Excerpts from a dataset:
[Start of Attachment]

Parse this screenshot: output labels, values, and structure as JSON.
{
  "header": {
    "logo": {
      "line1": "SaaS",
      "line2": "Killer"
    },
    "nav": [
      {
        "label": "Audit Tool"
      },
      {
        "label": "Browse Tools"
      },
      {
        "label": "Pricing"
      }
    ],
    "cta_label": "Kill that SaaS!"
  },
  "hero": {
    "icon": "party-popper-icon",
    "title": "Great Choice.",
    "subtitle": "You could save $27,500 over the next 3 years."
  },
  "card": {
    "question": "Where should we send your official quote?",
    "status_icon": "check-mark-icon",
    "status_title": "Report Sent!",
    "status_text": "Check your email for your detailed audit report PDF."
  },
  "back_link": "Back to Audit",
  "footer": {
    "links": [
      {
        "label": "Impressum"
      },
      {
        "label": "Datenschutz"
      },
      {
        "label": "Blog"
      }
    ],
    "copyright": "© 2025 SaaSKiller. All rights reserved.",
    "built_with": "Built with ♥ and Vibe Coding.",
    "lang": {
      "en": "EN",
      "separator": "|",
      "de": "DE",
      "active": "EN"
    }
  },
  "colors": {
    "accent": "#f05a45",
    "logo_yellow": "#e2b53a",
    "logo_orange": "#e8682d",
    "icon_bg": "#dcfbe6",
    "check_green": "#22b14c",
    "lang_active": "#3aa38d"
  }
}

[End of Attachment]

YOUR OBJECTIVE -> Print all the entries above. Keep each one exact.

TASK SOLUTION ->
Parse this screenshot: output labels, values, and structure as JSON.
{
  "header": {
    "logo": {
      "line1": "SaaS",
      "line2": "Killer"
    },
    "nav": [
      {
        "label": "Audit Tool"
      },
      {
        "label": "Browse Tools"
      },
      {
        "label": "Pricing"
      }
    ],
    "cta_label": "Kill that SaaS!"
  },
  "hero": {
    "icon": "party-popper-icon",
    "title": "Great Choice.",
    "subtitle": "You could save $27,500 over the next 3 years."
  },
  "card": {
    "question": "Where should we send your official quote?",
    "status_icon": "check-mark-icon",
    "status_title": "Report Sent!",
    "status_text": "Check your email for your detailed audit report PDF."
  },
  "back_link": "Back to Audit",
  "footer": {
    "links": [
      {
        "label": "Impressum"
      },
      {
        "label": "Datenschutz"
      },
      {
        "label": "Blog"
      }
    ],
    "copyright": "© 2025 SaaSKiller. All rights reserved.",
    "built_with": "Built with ♥ and Vibe Coding.",
    "lang": {
      "en": "EN",
      "separator": "|",
      "de": "DE",
      "active": "EN"
    }
  },
  "colors": {
    "accent": "#f05a45",
    "logo_yellow": "#e2b53a",
    "logo_orange": "#e8682d",
    "icon_bg": "#dcfbe6",
    "check_green": "#22b14c",
    "lang_active": "#3aa38d"
  }
}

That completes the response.